▶ [INSTRUCTIONS FOR THE TASK]
Taking the records line by line, how many lines contain the word "Tillsätt"? Answer with the number only.

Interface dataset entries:

________________

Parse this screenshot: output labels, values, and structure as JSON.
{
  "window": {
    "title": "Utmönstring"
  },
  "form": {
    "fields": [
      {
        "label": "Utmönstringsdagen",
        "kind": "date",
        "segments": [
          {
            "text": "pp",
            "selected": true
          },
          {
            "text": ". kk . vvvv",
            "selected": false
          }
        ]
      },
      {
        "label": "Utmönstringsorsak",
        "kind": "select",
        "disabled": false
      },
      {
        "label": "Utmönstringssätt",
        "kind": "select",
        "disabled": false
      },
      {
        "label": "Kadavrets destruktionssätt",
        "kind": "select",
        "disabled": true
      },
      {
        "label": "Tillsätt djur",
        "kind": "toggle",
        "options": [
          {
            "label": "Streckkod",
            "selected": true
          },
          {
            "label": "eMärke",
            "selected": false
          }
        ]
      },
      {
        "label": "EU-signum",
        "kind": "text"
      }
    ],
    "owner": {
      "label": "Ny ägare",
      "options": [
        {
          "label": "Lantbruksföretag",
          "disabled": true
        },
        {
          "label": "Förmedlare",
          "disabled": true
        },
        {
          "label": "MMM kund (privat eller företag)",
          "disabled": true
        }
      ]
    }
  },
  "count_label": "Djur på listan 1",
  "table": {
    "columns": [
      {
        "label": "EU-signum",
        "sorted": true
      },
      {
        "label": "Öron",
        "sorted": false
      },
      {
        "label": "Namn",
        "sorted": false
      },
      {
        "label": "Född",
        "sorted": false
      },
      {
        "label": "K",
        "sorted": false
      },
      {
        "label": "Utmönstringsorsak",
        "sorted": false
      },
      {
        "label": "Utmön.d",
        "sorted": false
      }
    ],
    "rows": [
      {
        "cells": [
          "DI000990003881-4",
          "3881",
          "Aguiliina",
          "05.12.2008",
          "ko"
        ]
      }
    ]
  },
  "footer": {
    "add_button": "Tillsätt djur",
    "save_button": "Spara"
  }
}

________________

▶ [YOUR SOLUTION]
2